“Part of the beauty of this book is that it is not the story of foreign aid workers. Nor indeed does the author, a former Wall Street Journal reporter with decades’ experience of writing about Africa and agriculture, intrude. Rather it is the tale of villagers such as Wanyama who is grappling with dilemmas familiar to millions of rural and indeed urban Africans: whether to devote scant money to health, education for the children, or food….This book shows us why history does not have to repeat itself." Financial Times
“The Last Hunger Season is as much a look at the distortions of agricultural development in Africa as it is a gritty underdog tale of hope and survival. The issue of malnutrition and hunger in children and adults living in impoverished conditions is a vast one. But Thurow does a good job not only touching on those problems but also deeply exploring the trials and tribulations associated with farming in Kenya. His voice is even-keeled, hopeful and respectful, and it’s almost impossible for the reader to not be personally impacted by the stories he tells.” Weekender
“At our foundation, the team that works in agriculture thinks a lot about the following contradiction: We are aiming to improve the lives of farmers in very poor countries, but we live and work far away in a very rich country. How can we — from an office building in Seattle — actually understand the aspirations of farmers in, say, Kenya? I just read a book called The Last Hunger Season that I believe gets me a little bit closer to understanding….I loved the book.” Melinda Gates, Impatient Optimist
The story of a group of Kenyan farmers working to transcend lives of dire poverty and hunger illuminates the challenges, and vital necessity, of transforming Africa's agriculture sector.
Africa's small farmers, who comprise two-thirds of its population, toil in a time warp, living and working essentially as they did in the 1930s. Without mechanized equipment, fertilizer, or irrigation; using primitive storage facilities, roads, and markets; lacking capital, credit, and insurance; they harvest only one-quarter the yields of Western farmers, half of which spoil before getting to market. But in 2011 one group of farmers in Kenya came together to try to change their odds for success and their families' futures.

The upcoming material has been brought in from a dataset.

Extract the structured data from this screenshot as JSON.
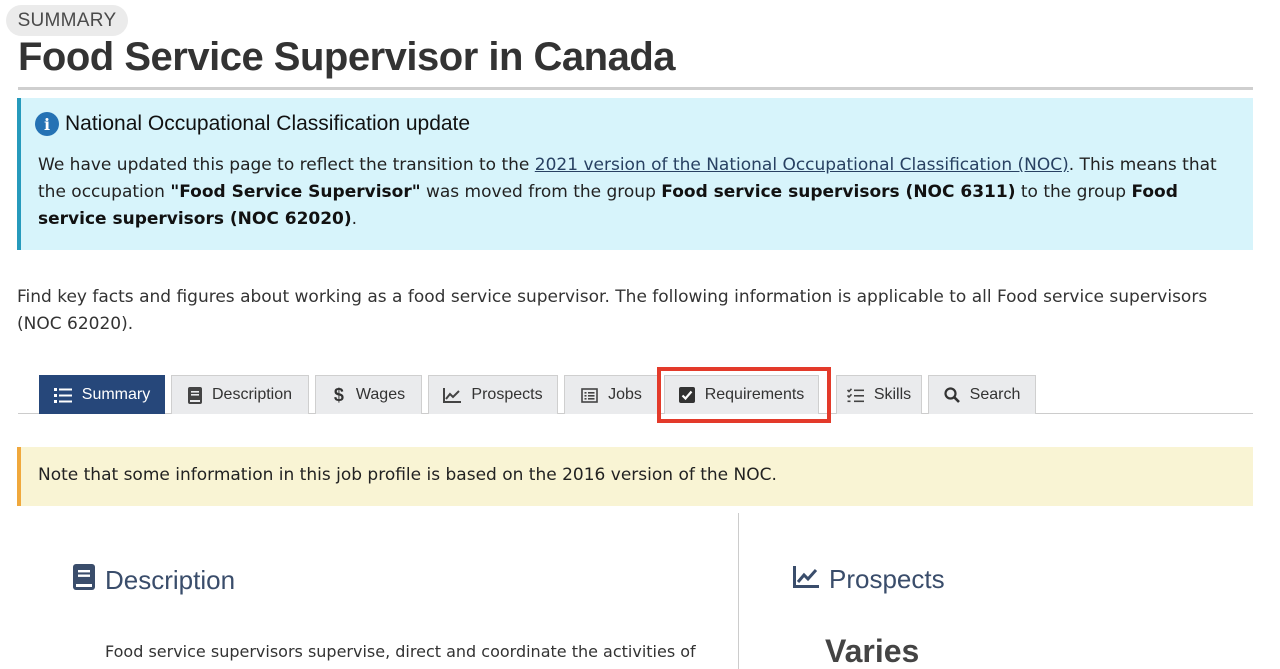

Roger Thurow spent a year following their progress.
In The Last Hunger Season, the intimate dramas of the farmers lives unfold amidst growing awareness that to feed the worlds growing population, food production must double by 2050. How will the farmers, Africa, and a hungrier world deal with issues of water usage, land ownership, foreign investment, corruption, GMOs, the changing role of women, and the politics of foreign aid?
About the Author
Roger Thurow is a senior fellow for Global Agriculture and Food Policy at the Chicago Council on Global Affairs. He was, for thirty years, a reporter at the Wall Street Journal. He is, with Scott Kilman, the author of Enough: Why the World’s Poorest Starve in an Age of Plenty, which won the Harry Chapin Why Hunger book award and was a finalist for the Dayton Literary Peace Prize and for the New York Public Library Helen Bernstein Book Award. He is a 2009 recipient of the Action Against Hunger Humanitarian Award. He lives near Chicago.